Aim of the task - Return only the number of lines in the entries below that hold the word "subtitle".

· · · ·

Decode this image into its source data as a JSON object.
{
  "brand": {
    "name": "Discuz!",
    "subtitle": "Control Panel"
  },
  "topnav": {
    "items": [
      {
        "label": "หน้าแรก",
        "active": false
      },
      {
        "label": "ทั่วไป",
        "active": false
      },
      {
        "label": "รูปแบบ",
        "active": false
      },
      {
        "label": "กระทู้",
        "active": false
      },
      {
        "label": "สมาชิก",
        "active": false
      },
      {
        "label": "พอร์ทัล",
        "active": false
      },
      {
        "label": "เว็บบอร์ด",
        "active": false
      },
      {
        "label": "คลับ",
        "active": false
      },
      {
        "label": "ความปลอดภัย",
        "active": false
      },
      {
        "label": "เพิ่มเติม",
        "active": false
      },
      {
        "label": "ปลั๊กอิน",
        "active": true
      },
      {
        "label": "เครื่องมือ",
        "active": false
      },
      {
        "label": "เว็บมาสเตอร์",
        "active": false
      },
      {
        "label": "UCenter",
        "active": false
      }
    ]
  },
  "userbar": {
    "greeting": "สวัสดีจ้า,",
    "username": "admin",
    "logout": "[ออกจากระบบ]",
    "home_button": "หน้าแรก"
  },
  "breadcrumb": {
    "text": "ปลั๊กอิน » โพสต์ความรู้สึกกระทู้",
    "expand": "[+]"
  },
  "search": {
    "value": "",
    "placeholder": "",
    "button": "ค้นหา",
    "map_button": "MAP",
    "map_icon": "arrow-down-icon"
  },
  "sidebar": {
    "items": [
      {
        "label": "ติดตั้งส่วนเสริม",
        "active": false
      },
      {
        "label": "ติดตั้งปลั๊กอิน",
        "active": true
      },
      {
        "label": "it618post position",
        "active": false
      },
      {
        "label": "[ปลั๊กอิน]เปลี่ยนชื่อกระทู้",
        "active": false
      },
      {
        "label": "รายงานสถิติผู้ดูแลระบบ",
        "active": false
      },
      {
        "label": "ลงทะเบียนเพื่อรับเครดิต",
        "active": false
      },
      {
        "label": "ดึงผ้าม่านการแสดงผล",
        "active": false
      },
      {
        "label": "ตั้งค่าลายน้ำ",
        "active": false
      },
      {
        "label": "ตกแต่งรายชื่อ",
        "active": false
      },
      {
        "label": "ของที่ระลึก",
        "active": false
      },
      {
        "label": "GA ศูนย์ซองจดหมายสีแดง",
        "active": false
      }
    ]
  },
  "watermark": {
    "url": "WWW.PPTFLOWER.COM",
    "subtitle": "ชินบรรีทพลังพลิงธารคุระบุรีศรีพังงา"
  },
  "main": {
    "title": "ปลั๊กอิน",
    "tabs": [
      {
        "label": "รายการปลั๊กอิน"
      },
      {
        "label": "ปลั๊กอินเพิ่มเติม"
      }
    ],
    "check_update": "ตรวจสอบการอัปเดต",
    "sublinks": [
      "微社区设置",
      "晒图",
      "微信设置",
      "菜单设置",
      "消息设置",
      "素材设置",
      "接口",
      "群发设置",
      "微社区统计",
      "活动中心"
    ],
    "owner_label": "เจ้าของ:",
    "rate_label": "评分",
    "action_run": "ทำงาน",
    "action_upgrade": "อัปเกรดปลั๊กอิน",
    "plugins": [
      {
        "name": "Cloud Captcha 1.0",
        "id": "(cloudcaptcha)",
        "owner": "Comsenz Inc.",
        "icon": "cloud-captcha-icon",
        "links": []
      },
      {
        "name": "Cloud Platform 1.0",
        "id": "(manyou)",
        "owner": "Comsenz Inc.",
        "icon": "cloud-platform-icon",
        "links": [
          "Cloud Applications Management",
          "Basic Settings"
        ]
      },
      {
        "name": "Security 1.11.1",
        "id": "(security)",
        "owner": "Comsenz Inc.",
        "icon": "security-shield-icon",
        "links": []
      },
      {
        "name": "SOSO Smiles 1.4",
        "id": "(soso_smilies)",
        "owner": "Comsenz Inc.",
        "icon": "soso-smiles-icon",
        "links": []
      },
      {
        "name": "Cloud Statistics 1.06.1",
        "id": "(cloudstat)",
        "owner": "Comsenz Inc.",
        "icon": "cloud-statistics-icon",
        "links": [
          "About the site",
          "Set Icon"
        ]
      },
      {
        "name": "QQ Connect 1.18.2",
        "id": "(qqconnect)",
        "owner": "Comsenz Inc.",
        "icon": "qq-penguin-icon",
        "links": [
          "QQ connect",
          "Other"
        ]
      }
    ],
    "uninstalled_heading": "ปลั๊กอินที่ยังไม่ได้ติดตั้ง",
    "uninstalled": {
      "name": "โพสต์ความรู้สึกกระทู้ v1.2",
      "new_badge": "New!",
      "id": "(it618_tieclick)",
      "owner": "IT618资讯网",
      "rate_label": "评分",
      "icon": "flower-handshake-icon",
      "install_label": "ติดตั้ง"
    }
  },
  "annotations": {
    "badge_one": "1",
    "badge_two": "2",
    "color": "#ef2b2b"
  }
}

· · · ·

Task output - 2